» **WORK ITEM**
The answer should consist of all the records, copied exactly.

» **ENTRIES SHOWN**

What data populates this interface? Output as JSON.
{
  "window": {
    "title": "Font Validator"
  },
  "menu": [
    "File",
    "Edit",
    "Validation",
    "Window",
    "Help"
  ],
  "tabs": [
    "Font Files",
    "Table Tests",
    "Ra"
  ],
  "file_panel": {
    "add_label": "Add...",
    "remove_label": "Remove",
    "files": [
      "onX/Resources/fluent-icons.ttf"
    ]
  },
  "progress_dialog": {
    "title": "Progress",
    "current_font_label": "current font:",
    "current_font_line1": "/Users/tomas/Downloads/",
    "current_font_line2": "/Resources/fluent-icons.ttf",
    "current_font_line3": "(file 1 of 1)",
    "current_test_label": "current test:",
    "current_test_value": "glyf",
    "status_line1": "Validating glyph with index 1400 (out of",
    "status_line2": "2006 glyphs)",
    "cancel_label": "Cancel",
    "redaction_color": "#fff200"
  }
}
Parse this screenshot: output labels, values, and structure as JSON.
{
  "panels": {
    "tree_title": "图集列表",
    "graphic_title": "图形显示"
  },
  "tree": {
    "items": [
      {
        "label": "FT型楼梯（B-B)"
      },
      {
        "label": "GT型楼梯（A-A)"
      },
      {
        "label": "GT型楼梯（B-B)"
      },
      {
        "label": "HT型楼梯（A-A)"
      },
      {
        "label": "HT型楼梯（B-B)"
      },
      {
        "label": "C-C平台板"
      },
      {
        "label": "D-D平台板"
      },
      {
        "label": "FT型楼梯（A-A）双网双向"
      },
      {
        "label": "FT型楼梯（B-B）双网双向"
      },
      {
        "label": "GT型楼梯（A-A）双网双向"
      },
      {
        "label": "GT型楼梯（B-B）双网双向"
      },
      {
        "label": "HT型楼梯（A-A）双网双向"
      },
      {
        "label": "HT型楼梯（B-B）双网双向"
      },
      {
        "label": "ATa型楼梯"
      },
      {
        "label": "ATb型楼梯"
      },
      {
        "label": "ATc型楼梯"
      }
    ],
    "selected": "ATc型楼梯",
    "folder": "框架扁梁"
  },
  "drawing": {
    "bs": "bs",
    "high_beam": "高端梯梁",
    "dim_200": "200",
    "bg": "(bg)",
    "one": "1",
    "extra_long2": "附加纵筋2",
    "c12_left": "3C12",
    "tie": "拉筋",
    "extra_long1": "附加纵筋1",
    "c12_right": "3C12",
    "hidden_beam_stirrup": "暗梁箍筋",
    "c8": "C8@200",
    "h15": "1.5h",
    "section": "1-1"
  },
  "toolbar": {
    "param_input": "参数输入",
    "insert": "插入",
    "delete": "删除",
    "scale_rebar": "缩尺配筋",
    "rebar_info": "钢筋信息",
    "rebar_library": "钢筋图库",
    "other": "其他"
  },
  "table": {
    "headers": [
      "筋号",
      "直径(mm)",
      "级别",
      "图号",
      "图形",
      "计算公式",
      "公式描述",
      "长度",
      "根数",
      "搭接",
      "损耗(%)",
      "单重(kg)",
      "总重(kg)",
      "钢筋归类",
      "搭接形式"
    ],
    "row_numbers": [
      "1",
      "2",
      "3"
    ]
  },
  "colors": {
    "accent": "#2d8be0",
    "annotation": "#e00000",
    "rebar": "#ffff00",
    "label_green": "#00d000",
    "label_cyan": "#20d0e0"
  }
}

» **ANSWER SECTION**
What data populates this interface? Output as JSON.
{
  "window": {
    "title": "Font Validator"
  },
  "menu": [
    "File",
    "Edit",
    "Validation",
    "Window",
    "Help"
  ],
  "tabs": [
    "Font Files",
    "Table Tests",
    "Ra"
  ],
  "file_panel": {
    "add_label": "Add...",
    "remove_label": "Remove",
    "files": [
      "onX/Resources/fluent-icons.ttf"
    ]
  },
  "progress_dialog": {
    "title": "Progress",
    "current_font_label": "current font:",
    "current_font_line1": "/Users/tomas/Downloads/",
    "current_font_line2": "/Resources/fluent-icons.ttf",
    "current_font_line3": "(file 1 of 1)",
    "current_test_label": "current test:",
    "current_test_value": "glyf",
    "status_line1": "Validating glyph with index 1400 (out of",
    "status_line2": "2006 glyphs)",
    "cancel_label": "Cancel",
    "redaction_color": "#fff200"
  }
}
Parse this screenshot: output labels, values, and structure as JSON.
{
  "panels": {
    "tree_title": "图集列表",
    "graphic_title": "图形显示"
  },
  "tree": {
    "items": [
      {
        "label": "FT型楼梯（B-B)"
      },
      {
        "label": "GT型楼梯（A-A)"
      },
      {
        "label": "GT型楼梯（B-B)"
      },
      {
        "label": "HT型楼梯（A-A)"
      },
      {
        "label": "HT型楼梯（B-B)"
      },
      {
        "label": "C-C平台板"
      },
      {
        "label": "D-D平台板"
      },
      {
        "label": "FT型楼梯（A-A）双网双向"
      },
      {
        "label": "FT型楼梯（B-B）双网双向"
      },
      {
        "label": "GT型楼梯（A-A）双网双向"
      },
      {
        "label": "GT型楼梯（B-B）双网双向"
      },
      {
        "label": "HT型楼梯（A-A）双网双向"
      },
      {
        "label": "HT型楼梯（B-B）双网双向"
      },
      {
        "label": "ATa型楼梯"
      },
      {
        "label": "ATb型楼梯"
      },
      {
        "label": "ATc型楼梯"
      }
    ],
    "selected": "ATc型楼梯",
    "folder": "框架扁梁"
  },
  "drawing": {
    "bs": "bs",
    "high_beam": "高端梯梁",
    "dim_200": "200",
    "bg": "(bg)",
    "one": "1",
    "extra_long2": "附加纵筋2",
    "c12_left": "3C12",
    "tie": "拉筋",
    "extra_long1": "附加纵筋1",
    "c12_right": "3C12",
    "hidden_beam_stirrup": "暗梁箍筋",
    "c8": "C8@200",
    "h15": "1.5h",
    "section": "1-1"
  },
  "toolbar": {
    "param_input": "参数输入",
    "insert": "插入",
    "delete": "删除",
    "scale_rebar": "缩尺配筋",
    "rebar_info": "钢筋信息",
    "rebar_library": "钢筋图库",
    "other": "其他"
  },
  "table": {
    "headers": [
      "筋号",
      "直径(mm)",
      "级别",
      "图号",
      "图形",
      "计算公式",
      "公式描述",
      "长度",
      "根数",
      "搭接",
      "损耗(%)",
      "单重(kg)",
      "总重(kg)",
      "钢筋归类",
      "搭接形式"
    ],
    "row_numbers": [
      "1",
      "2",
      "3"
    ]
  },
  "colors": {
    "accent": "#2d8be0",
    "annotation": "#e00000",
    "rebar": "#ffff00",
    "label_green": "#00d000",
    "label_cyan": "#20d0e0"
  }
}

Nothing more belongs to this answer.